## Problem description
Within the records, find every line that includes the word "JSON" and copy it.
#### The records
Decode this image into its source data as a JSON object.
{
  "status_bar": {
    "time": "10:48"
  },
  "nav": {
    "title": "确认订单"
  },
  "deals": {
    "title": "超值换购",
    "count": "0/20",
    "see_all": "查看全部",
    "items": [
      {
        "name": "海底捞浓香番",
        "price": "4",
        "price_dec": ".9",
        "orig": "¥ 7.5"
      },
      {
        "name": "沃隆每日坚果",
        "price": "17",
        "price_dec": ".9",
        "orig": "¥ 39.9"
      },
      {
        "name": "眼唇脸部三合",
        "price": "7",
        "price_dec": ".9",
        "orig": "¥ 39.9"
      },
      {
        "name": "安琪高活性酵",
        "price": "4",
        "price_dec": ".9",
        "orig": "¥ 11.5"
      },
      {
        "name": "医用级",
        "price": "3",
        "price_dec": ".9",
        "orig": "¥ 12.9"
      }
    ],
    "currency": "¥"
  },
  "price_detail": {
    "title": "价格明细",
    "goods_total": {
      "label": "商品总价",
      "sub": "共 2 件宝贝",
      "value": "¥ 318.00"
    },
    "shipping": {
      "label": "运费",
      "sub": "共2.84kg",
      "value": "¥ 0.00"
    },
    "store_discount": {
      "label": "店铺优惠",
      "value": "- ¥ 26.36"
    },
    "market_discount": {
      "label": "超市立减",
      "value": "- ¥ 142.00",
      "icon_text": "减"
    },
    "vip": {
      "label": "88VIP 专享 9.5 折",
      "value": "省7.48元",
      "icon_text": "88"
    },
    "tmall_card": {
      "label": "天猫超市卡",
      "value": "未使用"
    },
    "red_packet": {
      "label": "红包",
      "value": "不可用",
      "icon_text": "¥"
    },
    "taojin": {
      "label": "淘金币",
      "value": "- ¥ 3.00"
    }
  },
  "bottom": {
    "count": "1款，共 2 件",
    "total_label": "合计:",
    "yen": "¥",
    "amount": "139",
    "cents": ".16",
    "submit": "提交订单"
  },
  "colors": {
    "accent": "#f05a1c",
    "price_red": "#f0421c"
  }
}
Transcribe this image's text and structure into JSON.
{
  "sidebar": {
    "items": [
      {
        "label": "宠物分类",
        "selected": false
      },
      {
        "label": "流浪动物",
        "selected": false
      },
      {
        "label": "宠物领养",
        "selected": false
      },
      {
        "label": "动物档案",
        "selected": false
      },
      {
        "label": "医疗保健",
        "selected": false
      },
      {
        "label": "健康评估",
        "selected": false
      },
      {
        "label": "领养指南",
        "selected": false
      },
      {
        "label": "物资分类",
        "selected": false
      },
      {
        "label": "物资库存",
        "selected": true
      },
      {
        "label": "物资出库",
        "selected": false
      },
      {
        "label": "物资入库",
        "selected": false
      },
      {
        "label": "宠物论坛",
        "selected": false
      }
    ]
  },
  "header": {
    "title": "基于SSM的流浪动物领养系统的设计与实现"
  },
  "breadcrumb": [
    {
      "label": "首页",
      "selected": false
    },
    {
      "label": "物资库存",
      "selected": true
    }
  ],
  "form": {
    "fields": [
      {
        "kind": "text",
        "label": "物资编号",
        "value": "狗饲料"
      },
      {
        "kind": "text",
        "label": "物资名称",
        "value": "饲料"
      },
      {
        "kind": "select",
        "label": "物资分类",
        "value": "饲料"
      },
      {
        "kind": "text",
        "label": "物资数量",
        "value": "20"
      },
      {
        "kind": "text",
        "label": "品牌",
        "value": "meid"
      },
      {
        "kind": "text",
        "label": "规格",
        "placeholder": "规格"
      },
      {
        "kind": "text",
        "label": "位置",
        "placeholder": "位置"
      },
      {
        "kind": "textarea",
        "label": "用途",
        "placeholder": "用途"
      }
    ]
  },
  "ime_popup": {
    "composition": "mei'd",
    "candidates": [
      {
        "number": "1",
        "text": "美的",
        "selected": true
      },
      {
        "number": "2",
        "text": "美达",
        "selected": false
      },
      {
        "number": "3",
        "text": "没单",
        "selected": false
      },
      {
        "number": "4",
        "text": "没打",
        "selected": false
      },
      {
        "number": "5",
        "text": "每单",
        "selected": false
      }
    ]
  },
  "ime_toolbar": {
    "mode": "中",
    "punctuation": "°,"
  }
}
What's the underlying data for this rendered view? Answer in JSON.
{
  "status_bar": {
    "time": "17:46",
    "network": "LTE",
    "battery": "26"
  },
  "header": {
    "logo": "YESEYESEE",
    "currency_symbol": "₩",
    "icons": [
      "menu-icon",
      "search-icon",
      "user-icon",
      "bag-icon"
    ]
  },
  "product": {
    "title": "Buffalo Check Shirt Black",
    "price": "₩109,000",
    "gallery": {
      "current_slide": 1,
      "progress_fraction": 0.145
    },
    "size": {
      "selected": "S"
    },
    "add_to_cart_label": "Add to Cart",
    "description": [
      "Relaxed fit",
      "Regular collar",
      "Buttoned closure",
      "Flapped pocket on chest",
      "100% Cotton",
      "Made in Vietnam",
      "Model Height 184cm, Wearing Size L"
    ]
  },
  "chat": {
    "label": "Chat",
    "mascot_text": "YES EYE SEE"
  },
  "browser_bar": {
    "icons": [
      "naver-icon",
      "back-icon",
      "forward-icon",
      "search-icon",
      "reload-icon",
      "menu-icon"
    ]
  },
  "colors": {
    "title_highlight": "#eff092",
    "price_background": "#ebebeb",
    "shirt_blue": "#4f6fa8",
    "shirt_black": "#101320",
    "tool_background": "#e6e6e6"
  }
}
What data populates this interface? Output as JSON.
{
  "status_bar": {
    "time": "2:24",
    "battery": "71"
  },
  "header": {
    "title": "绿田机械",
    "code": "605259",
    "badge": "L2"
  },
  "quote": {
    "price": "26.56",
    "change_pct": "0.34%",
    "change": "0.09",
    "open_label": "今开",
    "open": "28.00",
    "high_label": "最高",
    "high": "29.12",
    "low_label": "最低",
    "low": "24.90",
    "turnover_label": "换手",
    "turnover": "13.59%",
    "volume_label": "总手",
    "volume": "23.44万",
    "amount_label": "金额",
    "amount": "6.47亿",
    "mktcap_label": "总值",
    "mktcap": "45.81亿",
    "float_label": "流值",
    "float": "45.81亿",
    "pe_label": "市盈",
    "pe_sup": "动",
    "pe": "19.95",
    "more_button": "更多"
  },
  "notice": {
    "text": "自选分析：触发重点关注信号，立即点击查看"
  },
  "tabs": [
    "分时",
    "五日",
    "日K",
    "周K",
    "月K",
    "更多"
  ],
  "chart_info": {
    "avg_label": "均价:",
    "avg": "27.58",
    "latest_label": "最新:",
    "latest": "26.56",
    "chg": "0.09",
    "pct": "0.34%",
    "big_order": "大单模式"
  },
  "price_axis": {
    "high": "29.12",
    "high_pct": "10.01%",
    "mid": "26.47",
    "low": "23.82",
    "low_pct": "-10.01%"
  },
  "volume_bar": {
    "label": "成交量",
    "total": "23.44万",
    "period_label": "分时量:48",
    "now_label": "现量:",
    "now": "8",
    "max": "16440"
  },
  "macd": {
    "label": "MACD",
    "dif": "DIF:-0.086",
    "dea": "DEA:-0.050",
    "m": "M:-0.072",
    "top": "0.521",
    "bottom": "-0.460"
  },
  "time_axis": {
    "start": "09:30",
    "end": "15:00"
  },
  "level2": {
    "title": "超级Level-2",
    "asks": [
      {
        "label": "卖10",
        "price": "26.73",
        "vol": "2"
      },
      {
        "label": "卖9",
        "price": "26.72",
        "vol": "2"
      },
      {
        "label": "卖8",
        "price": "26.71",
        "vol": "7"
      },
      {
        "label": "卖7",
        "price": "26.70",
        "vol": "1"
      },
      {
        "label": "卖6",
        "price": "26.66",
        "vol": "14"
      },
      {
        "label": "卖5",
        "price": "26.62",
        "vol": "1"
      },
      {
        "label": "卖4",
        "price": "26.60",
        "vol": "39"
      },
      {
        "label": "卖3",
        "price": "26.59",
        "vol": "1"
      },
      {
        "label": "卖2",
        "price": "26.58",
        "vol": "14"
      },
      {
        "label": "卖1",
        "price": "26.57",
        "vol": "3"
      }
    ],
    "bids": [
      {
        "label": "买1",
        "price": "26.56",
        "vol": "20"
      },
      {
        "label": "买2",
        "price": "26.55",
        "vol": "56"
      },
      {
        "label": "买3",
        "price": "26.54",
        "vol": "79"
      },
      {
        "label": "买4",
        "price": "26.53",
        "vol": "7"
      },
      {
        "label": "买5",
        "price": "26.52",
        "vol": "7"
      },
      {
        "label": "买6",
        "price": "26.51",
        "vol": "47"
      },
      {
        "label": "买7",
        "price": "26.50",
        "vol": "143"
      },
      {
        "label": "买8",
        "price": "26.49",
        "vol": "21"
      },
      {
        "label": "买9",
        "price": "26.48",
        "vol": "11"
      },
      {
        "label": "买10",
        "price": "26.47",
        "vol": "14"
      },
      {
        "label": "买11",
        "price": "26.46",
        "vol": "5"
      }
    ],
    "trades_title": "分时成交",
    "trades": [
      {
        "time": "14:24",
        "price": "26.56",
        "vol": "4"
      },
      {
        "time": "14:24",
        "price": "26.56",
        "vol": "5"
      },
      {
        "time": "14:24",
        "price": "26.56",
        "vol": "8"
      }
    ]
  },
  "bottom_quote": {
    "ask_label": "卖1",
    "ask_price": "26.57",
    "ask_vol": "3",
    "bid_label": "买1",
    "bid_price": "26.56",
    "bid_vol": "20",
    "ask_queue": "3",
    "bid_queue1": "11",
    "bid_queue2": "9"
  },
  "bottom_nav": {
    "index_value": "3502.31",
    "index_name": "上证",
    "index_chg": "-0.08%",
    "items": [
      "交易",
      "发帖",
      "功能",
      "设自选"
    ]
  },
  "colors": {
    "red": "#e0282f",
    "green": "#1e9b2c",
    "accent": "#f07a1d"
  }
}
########
## Solution below
Decode this image into its source data as a JSON object.
Transcribe this image's text and structure into JSON.
What's the underlying data for this rendered view? Answer in JSON.
What data populates this interface? Output as JSON.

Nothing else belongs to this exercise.